▶ _WORK TO BE COMPLETED_: Among the entries that follow, find every line with the word "tanto" and list it.

▶ _RECORDS FOR THIS EXERCISE_:
§

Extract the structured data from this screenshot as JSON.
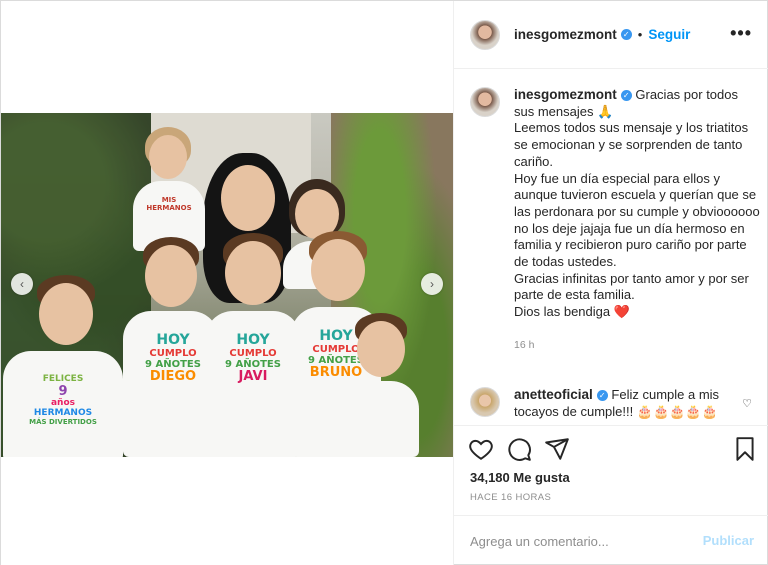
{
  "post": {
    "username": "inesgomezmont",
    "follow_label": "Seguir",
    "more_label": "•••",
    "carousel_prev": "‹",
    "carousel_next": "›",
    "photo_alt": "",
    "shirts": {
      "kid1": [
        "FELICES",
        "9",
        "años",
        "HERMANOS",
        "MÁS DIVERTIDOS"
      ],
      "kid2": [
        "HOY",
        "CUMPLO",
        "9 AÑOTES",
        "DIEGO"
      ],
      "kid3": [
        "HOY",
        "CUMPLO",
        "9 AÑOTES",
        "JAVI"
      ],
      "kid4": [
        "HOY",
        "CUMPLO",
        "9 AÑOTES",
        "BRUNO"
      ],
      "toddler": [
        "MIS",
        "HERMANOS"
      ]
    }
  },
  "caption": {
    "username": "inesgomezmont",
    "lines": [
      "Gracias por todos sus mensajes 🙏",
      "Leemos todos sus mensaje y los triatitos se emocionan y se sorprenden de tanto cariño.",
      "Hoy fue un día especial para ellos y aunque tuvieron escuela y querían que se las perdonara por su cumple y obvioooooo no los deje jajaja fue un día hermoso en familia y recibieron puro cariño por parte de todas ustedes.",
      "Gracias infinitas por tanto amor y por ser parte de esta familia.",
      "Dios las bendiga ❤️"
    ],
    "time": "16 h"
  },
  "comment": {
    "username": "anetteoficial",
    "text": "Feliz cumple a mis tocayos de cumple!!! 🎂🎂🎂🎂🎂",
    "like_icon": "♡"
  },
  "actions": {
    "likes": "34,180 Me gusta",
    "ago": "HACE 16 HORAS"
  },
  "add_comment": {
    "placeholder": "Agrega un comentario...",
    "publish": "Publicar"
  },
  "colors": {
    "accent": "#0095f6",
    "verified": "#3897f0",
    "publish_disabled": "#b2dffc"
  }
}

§

▶ _ANSWER BOX_:
      "Leemos todos sus mensaje y los triatitos se emocionan y se sorprenden de tanto cariño.",
      "Gracias infinitas por tanto amor y por ser parte de esta familia.",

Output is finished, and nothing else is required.